Lastly, there are some easy and cheap ways to reinvent the recreation wheel to make it more appealing to your kids, your budget, and your church elders.

  • Once a month do something to blow their minds. Duct tape a kid to a wall. Go fork the pastor's lawn with notes of encouragement and prayers. Play the kazoo during worship. There's nothing wrong with the word crazy when used to describe recreation time. Keep them talking to their friends and they'll keep coming back.
  • Realize there's always a cheaper way to do it than recommended. Don't buy new. Go to a discount store, a dollar store (the second greatest invention ever), or a thrift store. Plan ahead when you go. No need for the 300 Alka-Seltzer tablets that are on clearance now, but what about next month.
  • Theme it. Have a theme night where everything is set up around this theme. For example, use those 300 Alka-Seltzer tablets you just bought and have a Fizz Night. Bobbing for Fizz, Fizz Tag with water buckets, Fizz relays, beat the Fizz, and use the fizz as a metaphor during your lesson.
  • Spin it with adjectives. Take a classic game and think of how it can go bigger, messier, louder, funnier, harder, longer, or just more. The opposite is true. How can it be smaller, cleaner, quieter, more serious, softer, shorter, or just less? Add a correlating adjective to the title and Voila, a new game that is much more exciting in the mind of a hormone-riddled creature (think “Extreme Duck, Duck, Goose,” “Twisted Tag,” “Fanatic Four Square,” “Smelly Sardines,” etc.)
  • Gross is good—sardines, Spam, anything pickled, hot dogs, cow tongues. All gross and guaranteed to get a rise out of kids. Instead of tossing Frisbees, use bologna. Relay with liver. Sculpt with luncheon meat. Replace the cream-center of Twinkies and Oreos with toothpaste.
  • If you're hurting to remember the classics or want to test out an idea, call the local YMCA or a community center. Ask if you can come in and watch a recreation time with grade school kids and test out a few of your games with them. It's trial and error without the embarrassment of your teenagers saying, “That was dumb” about a game you spent five hours prepping.
  • Always set kids up for victory. Any lessons we may want to teach them about losing gracefully or sportsmanship can be done in other ways, namely modeling. But when it's game time, make it fun and weird. If you have to keep score, don't just hand out a point, hand out 4,500 points for a goal. Points are free; don't be stingy. A jolly rancher is about 4 cents. Buy a bag and hand those out for random things. A kid runs fast or makes you laugh, toss them a candy. A big goal gets two. In about 10 minutes, kids will be begging for it and showing off to get it. Don't leave anyone out.
  • Ask for what you want. I learned very quickly that my church may be small and old, but they aren't dead and boring. I couldn't buy a lot of things when I first started, so I published a dream list of everything I could ever think of needing from gym balls and jump ropes to toilets and a Ping-Pong table. The congregation responded with enthusiasm, including two toilets that are proudly displayed in our youth room. I hardly use them, but visitors dig it, and I can use the extra seating.
  • Lastly, recognize the difference between a game with a teaching purpose and a game for fun. If you want to use a game to set up a lesson or to make a point, first set up the atmosphere for the game. Don't do a game outside that you want kids to extrapolate a biblical idea out of and expect kids to remember it while they walk back to the youth room. They've got the attention span of Pop Rocks. Get one or two volunteers to experience the event in front of the others and then talk about it rather than a mob of kids clamoring to be involved.

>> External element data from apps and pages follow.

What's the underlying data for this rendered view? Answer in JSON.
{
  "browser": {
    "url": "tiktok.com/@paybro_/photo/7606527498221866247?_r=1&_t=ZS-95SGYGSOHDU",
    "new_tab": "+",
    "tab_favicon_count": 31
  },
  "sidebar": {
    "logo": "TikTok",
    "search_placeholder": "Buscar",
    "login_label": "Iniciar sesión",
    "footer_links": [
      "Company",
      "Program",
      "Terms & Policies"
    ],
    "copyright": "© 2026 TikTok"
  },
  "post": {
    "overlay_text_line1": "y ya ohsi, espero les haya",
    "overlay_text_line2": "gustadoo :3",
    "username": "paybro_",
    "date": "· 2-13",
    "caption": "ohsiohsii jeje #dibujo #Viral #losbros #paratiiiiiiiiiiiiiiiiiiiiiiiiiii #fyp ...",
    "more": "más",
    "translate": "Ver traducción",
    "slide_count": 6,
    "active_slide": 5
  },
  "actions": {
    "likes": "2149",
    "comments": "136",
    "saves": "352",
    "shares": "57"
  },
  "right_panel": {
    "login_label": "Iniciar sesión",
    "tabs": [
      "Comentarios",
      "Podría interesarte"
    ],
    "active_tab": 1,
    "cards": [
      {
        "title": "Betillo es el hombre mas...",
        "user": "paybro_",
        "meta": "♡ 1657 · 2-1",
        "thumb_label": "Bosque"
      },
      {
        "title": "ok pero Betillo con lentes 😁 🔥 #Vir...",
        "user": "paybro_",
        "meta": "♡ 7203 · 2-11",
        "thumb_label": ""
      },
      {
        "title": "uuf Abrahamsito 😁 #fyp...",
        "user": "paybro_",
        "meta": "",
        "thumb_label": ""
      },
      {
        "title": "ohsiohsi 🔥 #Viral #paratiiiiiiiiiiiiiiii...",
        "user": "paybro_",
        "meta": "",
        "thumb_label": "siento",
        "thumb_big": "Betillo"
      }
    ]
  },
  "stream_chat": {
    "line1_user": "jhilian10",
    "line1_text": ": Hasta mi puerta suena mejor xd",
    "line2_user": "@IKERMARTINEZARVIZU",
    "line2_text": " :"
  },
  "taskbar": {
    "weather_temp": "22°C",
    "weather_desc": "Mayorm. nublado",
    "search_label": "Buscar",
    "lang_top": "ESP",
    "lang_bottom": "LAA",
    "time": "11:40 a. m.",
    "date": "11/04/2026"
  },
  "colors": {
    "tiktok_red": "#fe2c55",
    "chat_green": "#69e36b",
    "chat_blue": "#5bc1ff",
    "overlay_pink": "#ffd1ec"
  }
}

Above all, remember to be safe! We have it cool—there are people out there who aspire to have our jobs one day! So make sure you take the proper precautions to keep your job. It isn't always easier to ask for forgiveness.


Disclaimer: The views and opinions expressed in the YS Blog are those of the authors and do not necessarily reflect the opinion or position of YS.